What will $5 million buy you? Right now in Princeton it could buy the Pyne Mansion
Proponents of “Non-Condemnation Area in Need of Redevelopment” say statutes provide welcome alternative to a normally cumbersome zoning process
As in any dynamic economy, there have been many changes in Princeton’s real estate market that will influence buyer’s decisions to reside or do business here
Thirty one years ago a neighbor asked my husband, Toby, if he would like to join the Nassau Club. I wasn’t asked because women were not allowed as members.
Before he went off to prep school Robert Mueller lived with his family in Princeton at 158 Springdale.

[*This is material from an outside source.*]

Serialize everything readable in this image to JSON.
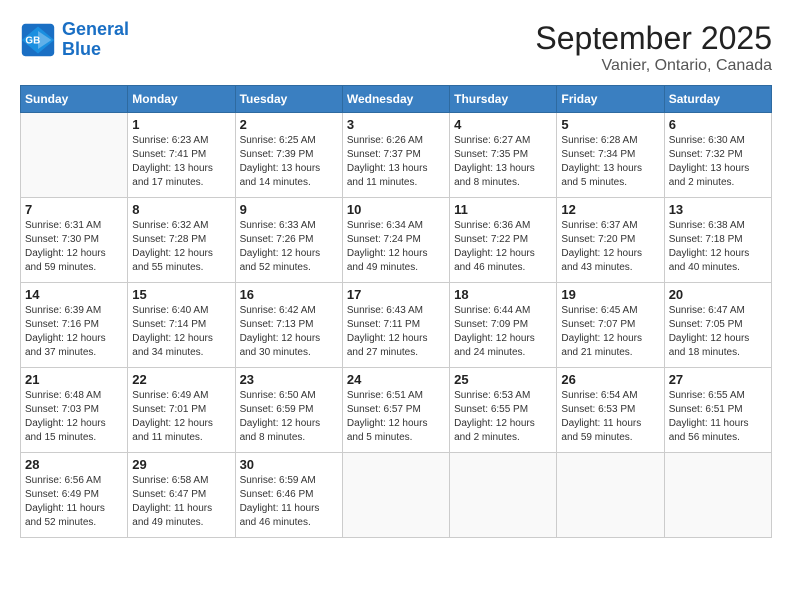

The following listings of residential home sales, which closed between March 1 and April 30, 2017, are based on public records and tax files.
The house at 75 Cleveland in Princeton has a colorful past, but it took some creative zoning to prevent it from being a teardown.
The stately home at the corner of Stockton Street and Library Place is more than another historic building in an historic part of town. The discreet brass plaque on the front door identifies it as the Present Day Club.
The Planning Board unanimously approved a proposal to demolish the Colonial-era building at 203-205 Nassau Street, on the corner of Nassau and Charlton streets.
Just glance at Princeton’s new zoning code, and you will notice at least one major change. Interspersed between the usual pages of dry, bulleted text, are colorful house diagrams — more like an architect’s sketchbook than your average zoning handbook.